    Great write up you've got here. Lots to ponder. It's like I agree, but disagree. Most of my stories (1st drafts) have no direction whatsoever. Often with my shorts, I have no idea what I'm going to write on the blank screen. A random sentence pops into my mind and I chase it like it like a kitten chases a ball of yarn. I paint its wings in the third and fourth drafts (the bird not the kitten) ;-) . Love LOVE the King vid. Thank you for sharing.

  2. Jodi : Thanks. Here I am waiting for a co-worker to call back on some rare blood, and up pops your excellent comment. We writers all have our own compass we take with us on our journey. I'm happy that yours takes you where you need to go.

  3. I can say that it is absolutly terrifying to start something new.
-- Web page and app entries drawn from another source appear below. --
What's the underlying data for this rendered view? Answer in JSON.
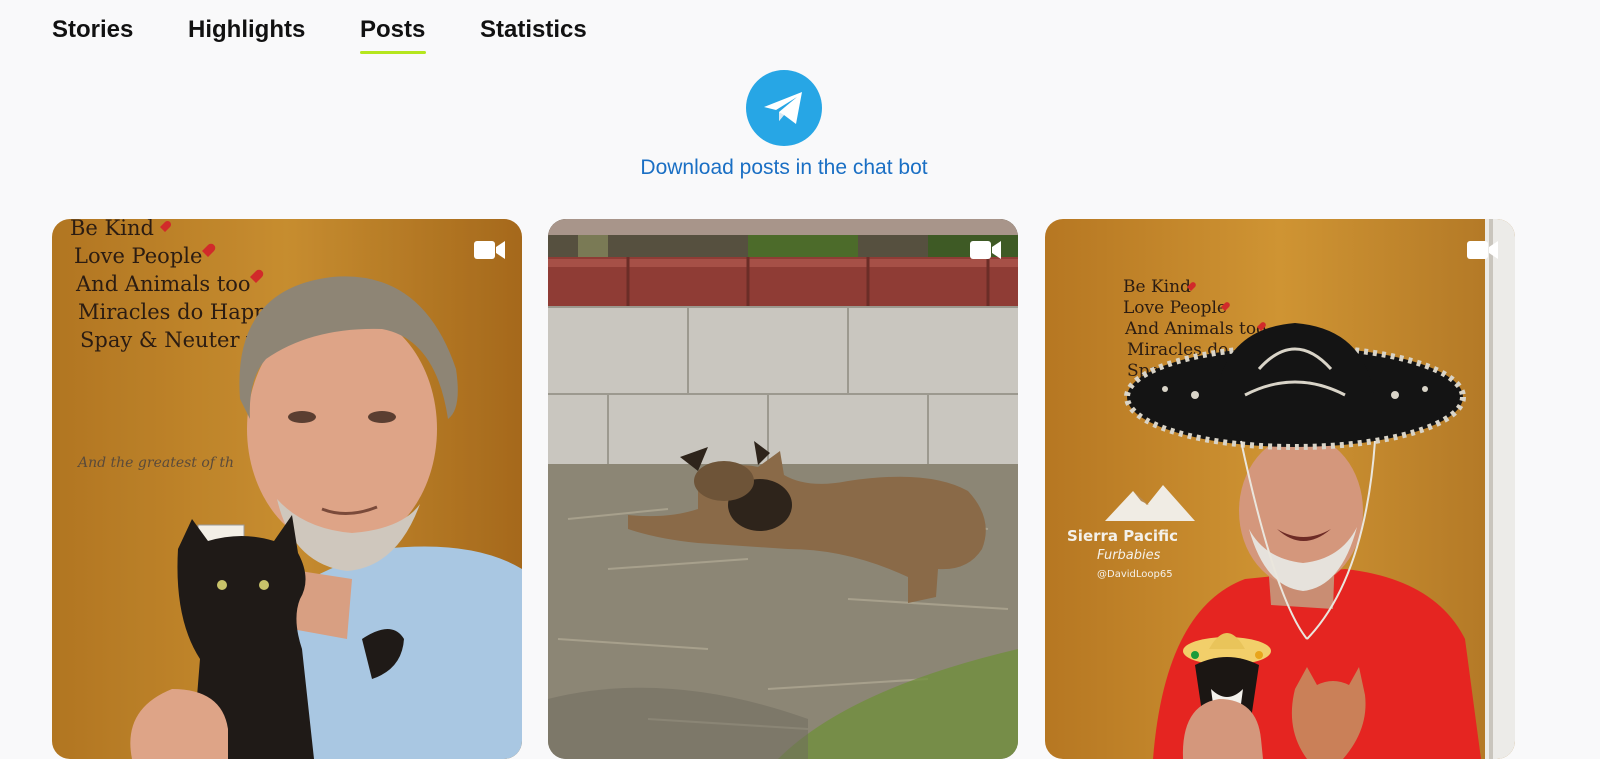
{
  "tabs": [
    {
      "label": "Stories"
    },
    {
      "label": "Highlights"
    },
    {
      "label": "Posts",
      "active": true
    },
    {
      "label": "Statistics"
    }
  ],
  "accent_color": "#b5e61d",
  "telegram": {
    "icon": "telegram-icon",
    "icon_color": "#27a6e5",
    "link_text": "Download posts in the chat bot",
    "link_color": "#1a6fc4"
  },
  "posts": [
    {
      "type": "video",
      "icon": "video-camera-icon",
      "sign_lines": [
        "Be Kind",
        "Love People",
        "And Animals too",
        "Miracles do Happe",
        "Spay & Neuter yo"
      ],
      "script_text": "And the greatest of th"
    },
    {
      "type": "video",
      "icon": "video-camera-icon"
    },
    {
      "type": "video",
      "icon": "video-camera-icon",
      "sign_lines": [
        "Be Kind",
        "Love People",
        "And Animals too",
        "Miracles do",
        "Spay & Ne"
      ],
      "logo_title": "Sierra Pacific",
      "logo_subtitle": "Furbabies",
      "logo_handle": "@DavidLoop65"
    }
  ]
}
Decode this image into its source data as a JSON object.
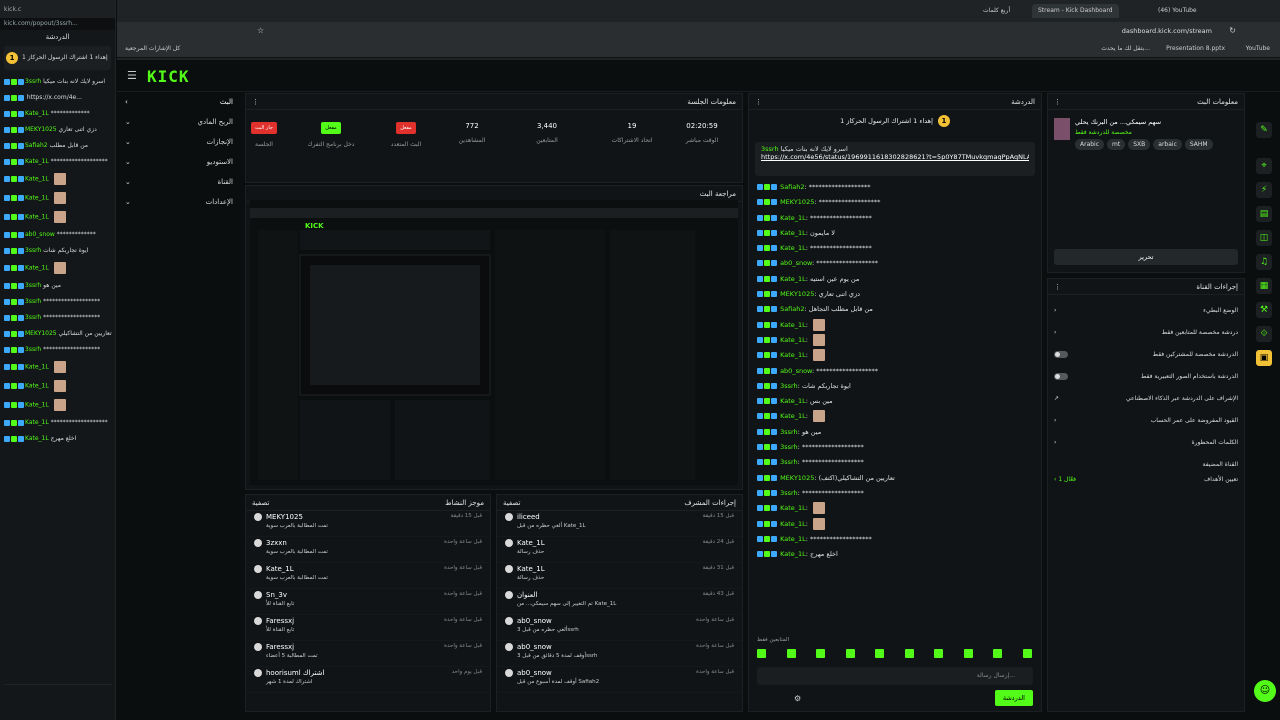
{
  "popout": {
    "window_title": "kick.c",
    "url": "kick.com/popout/3ssrh...",
    "header": "الدردشة",
    "pinned_title": "إهداء 1 اشتراك الرسول الحركاز 1",
    "messages": [
      {
        "user": "3ssrh",
        "text": "اسرو لايك لانه بنات ميكيا"
      },
      {
        "user": "",
        "text": "https://x.com/4e..."
      },
      {
        "user": "Kate_1L",
        "text": "*************"
      },
      {
        "user": "MEKY1025",
        "text": "دزي اتنى تعاري"
      },
      {
        "user": "Safiah2",
        "text": "من قابل مطلب"
      },
      {
        "user": "Kate_1L",
        "text": "*******************"
      },
      {
        "user": "Kate_1L",
        "text": ""
      },
      {
        "user": "Kate_1L",
        "text": ""
      },
      {
        "user": "Kate_1L",
        "text": ""
      },
      {
        "user": "ab0_snow",
        "text": "*************"
      },
      {
        "user": "3ssrh",
        "text": "ايوة تجاربكم شات"
      },
      {
        "user": "Kate_1L",
        "text": ""
      },
      {
        "user": "3ssrh",
        "text": "مين هو"
      },
      {
        "user": "3ssrh",
        "text": "*******************"
      },
      {
        "user": "3ssrh",
        "text": "*******************"
      },
      {
        "user": "MEKY1025",
        "text": "تعاريين من التشاكيلي"
      },
      {
        "user": "3ssrh",
        "text": "*******************"
      },
      {
        "user": "Kate_1L",
        "text": ""
      },
      {
        "user": "Kate_1L",
        "text": ""
      },
      {
        "user": "Kate_1L",
        "text": ""
      },
      {
        "user": "Kate_1L",
        "text": "*******************"
      },
      {
        "user": "Kate_1L",
        "text": "اخلع مهرج"
      }
    ]
  },
  "browser": {
    "tabs": [
      {
        "label": "أربع كلمات"
      },
      {
        "label": "Stream - Kick Dashboard"
      },
      {
        "label": "(46) YouTube"
      }
    ],
    "address": "dashboard.kick.com/stream",
    "bookmarks_folder": "كل الإشارات المرجعية",
    "bookmarks": [
      "بتقل لك ما يحدث...",
      "Presentation 8.pptx",
      "YouTube"
    ]
  },
  "kick": {
    "logo": "KICK",
    "nav": [
      {
        "label": "البث"
      },
      {
        "label": "الربح المادي"
      },
      {
        "label": "الإنجازات"
      },
      {
        "label": "الاستوديو"
      },
      {
        "label": "القناة"
      },
      {
        "label": "الإعدادات"
      }
    ],
    "session": {
      "title": "معلومات الجلسة",
      "stats": [
        {
          "value": "02:20:59",
          "label": "الوقت مباشر"
        },
        {
          "value": "19",
          "label": "اتحاد الاشتراكات"
        },
        {
          "value": "3,440",
          "label": "المتابعين"
        },
        {
          "value": "772",
          "label": "المشاهدين"
        }
      ],
      "buttons": [
        {
          "badge": "مفعل",
          "label": "البث المتعدد",
          "color": "#e0312c"
        },
        {
          "badge": "مفعل",
          "label": "دخل برنامج التفرك",
          "color": "#53fc18"
        },
        {
          "badge": "جار البث",
          "label": "الجلسة",
          "color": "#e0312c"
        }
      ]
    },
    "preview": {
      "title": "مراجعة البث"
    },
    "activity": {
      "title": "موجز النشاط",
      "filter": "تصفية",
      "rows": [
        {
          "name": "MEKY1025",
          "sub": "تمت المطالبة بالعرب سوية",
          "time": "قبل 15 دقيقة"
        },
        {
          "name": "3zxxn",
          "sub": "تمت المطالبة بالعرب سوية",
          "time": "قبل ساعة واحدة"
        },
        {
          "name": "Kate_1L",
          "sub": "تمت المطالبة بالعرب سوية",
          "time": "قبل ساعة واحدة"
        },
        {
          "name": "Sn_3v",
          "sub": "تابع القناة للأ",
          "time": "قبل ساعة واحدة"
        },
        {
          "name": "Faressxj",
          "sub": "تابع القناة للأ",
          "time": "قبل ساعة واحدة"
        },
        {
          "name": "Faressxj",
          "sub": "تمت المطالبة 5 أعضاء",
          "time": "قبل ساعة واحدة"
        },
        {
          "name": "hoorisuml اشتراك",
          "sub": "اشتراك لمدة 1 شهر",
          "time": "قبل يوم واحد"
        }
      ]
    },
    "mod": {
      "title": "إجراءات المشرف",
      "filter": "تصفية",
      "rows": [
        {
          "name": "iliceed",
          "sub": "ألغي حظره من قبل Kate_1L",
          "time": "قبل 15 دقيقة"
        },
        {
          "name": "Kate_1L",
          "sub": "حذف رسالة",
          "time": "قبل 24 دقيقة"
        },
        {
          "name": "Kate_1L",
          "sub": "حذف رسالة",
          "time": "قبل 31 دقيقة"
        },
        {
          "name": "العنوان",
          "sub": "تم التغيير إلى سهم سيمكي... من Kate_1L",
          "time": "قبل 43 دقيقة"
        },
        {
          "name": "ab0_snow",
          "sub": "ألغي حظره من قبل 3ssrh",
          "time": "قبل ساعة واحدة"
        },
        {
          "name": "ab0_snow",
          "sub": "أوقف لمدة 5 دقائق من قبل 3ssrh",
          "time": "قبل ساعة واحدة"
        },
        {
          "name": "ab0_snow",
          "sub": "أوقف لمدة أسبوع من قبل Safiah2",
          "time": "قبل ساعة واحدة"
        }
      ]
    },
    "chat": {
      "title": "الدردشة",
      "pinned": "إهداء 1 اشتراك الرسول الحركاز 1",
      "pin_user": "3ssrh",
      "pin_text": "اسرو لايك لانه بنات ميكيا",
      "pin_link": "https://x.com/4e56/status/1969911618302828621?t=5p0Y87TMuvkqmaqPpAqNLA&s=19",
      "messages": [
        {
          "user": "Safiah2",
          "text": "*******************"
        },
        {
          "user": "MEKY1025",
          "text": "*******************"
        },
        {
          "user": "Kate_1L",
          "text": "*******************"
        },
        {
          "user": "Kate_1L",
          "text": "لا مايمون"
        },
        {
          "user": "Kate_1L",
          "text": "*******************"
        },
        {
          "user": "ab0_snow",
          "text": "*******************"
        },
        {
          "user": "Kate_1L",
          "text": "من يوم عين استيه"
        },
        {
          "user": "MEKY1025",
          "text": "دزي اتنى تعاري"
        },
        {
          "user": "Safiah2",
          "text": "من قابل مطلب التجاهل"
        },
        {
          "user": "Kate_1L",
          "text": ""
        },
        {
          "user": "Kate_1L",
          "text": ""
        },
        {
          "user": "Kate_1L",
          "text": ""
        },
        {
          "user": "ab0_snow",
          "text": "*******************"
        },
        {
          "user": "3ssrh",
          "text": "ايوة تجاربكم شات"
        },
        {
          "user": "Kate_1L",
          "text": "مين بس"
        },
        {
          "user": "Kate_1L",
          "text": ""
        },
        {
          "user": "3ssrh",
          "text": "مين هو"
        },
        {
          "user": "3ssrh",
          "text": "*******************"
        },
        {
          "user": "3ssrh",
          "text": "*******************"
        },
        {
          "user": "MEKY1025",
          "text": "تعاريين من التشاكيلي(اكتف)"
        },
        {
          "user": "3ssrh",
          "text": "*******************"
        },
        {
          "user": "Kate_1L",
          "text": ""
        },
        {
          "user": "Kate_1L",
          "text": ""
        },
        {
          "user": "Kate_1L",
          "text": "*******************"
        },
        {
          "user": "Kate_1L",
          "text": "اخلع مهرج"
        }
      ],
      "followers_only": "المتابعين فقط",
      "input_placeholder": "إرسال رسالة...",
      "send": "الدردشة"
    },
    "stream_info": {
      "title": "معلومات البث",
      "stream_title": "سهم سيمكي... من البرنك يحلي",
      "category": "مخصصة للدردشة فقط",
      "tags": [
        "Arabic",
        "mt",
        "SXB",
        "arbaic",
        "SAHM"
      ],
      "edit": "تحرير"
    },
    "channel_actions": {
      "title": "إجراءات القناة",
      "rows": [
        {
          "label": "الوضع البطيء",
          "control": "arrow"
        },
        {
          "label": "دردشة مخصصة للمتابعين فقط",
          "control": "arrow"
        },
        {
          "label": "الدردشة مخصصة للمشتركين فقط",
          "control": "toggle"
        },
        {
          "label": "الدردشة باستخدام الصور التعبيرية فقط",
          "control": "toggle"
        },
        {
          "label": "الإشراف على الدردشة عبر الذكاء الاصطناعي",
          "control": "link"
        },
        {
          "label": "القيود المفروضة على عمر الحساب",
          "control": "arrow"
        },
        {
          "label": "الكلمات المحظورة",
          "control": "arrow"
        }
      ],
      "section": "القناة المضيفة",
      "host_label": "تعيين الأهداف",
      "host_value": "فعّال 1"
    }
  }
}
The blank page used to be daunting, much the same way thinking about a root canal is.

    Baby steps, that's what it took me to get to outlining on the computer. First it was no path, just write until something started to make sense (boy that was a lot of work). Then it was the 3x5's that I could do in the middle of a discussion about 18 century literature. Now I outline chapter by chapter, down to the mood, setting, time of day, day of week kind of thing. Some chapter outlines span a whole page and spill on to the next. I often find myself adding dialogue too.

    Now that I outline I don't think I could ever write without one.

    And I love that you call this painting the outline thing the Dali-Rama. I love Dali, one of my favorite artists EVER.


  4. I'm a follower of the Dali-Rama (and Lama,too!). Thanks for the post.

  5. I'm actually doing this. Gotta be careful with my corkboard. Roo would eat the pins! I have to use it sparingly and keep stuff high...

    I found these lined sticky notes and I'm putting them in my notebook and, as I print off my story, onto places where I want to add dialogue, description, scale back, go deeper, etc.

    Woohoo! I'm doing something right!

    And I think Dali paintings are cool!

  6. I love Dali. And had been considering doing something like this. I'd thought of a white board. But this may be better. I'm tabbing info and index carding, etc. I need a board to stick it all to.

    I have written a couple of chapters. And a synopsis for me. Doing lots of research right now. Letting it breath and expand. Tomorrow will be another cold day. Think I'll stay in and start writing in earnest.

    Thanks for the great post, that rebel, Olivia

  7. I think I have a dali-rama but it's all in my head and being a confirmed panster I can only sit back and admire all those with post-it notes, index cards, bits of paper stacked logically, flow charts, spreadsheets.... !! I say Hey!! If it works for you go for it!! I think any method is better than none at all!!! Take care

  8. I keep notes handy, most of the time, but I don't use a corkboard to organize them. I do like the idea, though, so I might just try it!

  9. I love this post, Roland!

    I'm also a planner and always make sure that I'm plotted out my story before I start writing. This Dali Rama idea is great too!


  10. Jai : You and me have to have a destination in sight, right?

    Golden Eagle : Like you, I take notes. I keep a bent notebook with me at all times.

    Kitty : I also keep the Dali-Rama in my head, adding it to as I drive along.

    Olivia : I've written you a couple of ideas I had for your novel. I hope they help in some small way.

    Words Crafter : You're doing a lot of things right. I mean you're reading and commenting on my blog for one thing! Yes, paper would be better on Roo's digestion than pins.

    Conda : Wasn't Dali a unique artist. I'm always happy when you comment.

    Jodi : Outlines are the way to go for me, too. It helps in putting clues to the end that help the reader feel not cheated. And didn't Dali help us see beyond the restraints of reality, while keeping us rooted in it?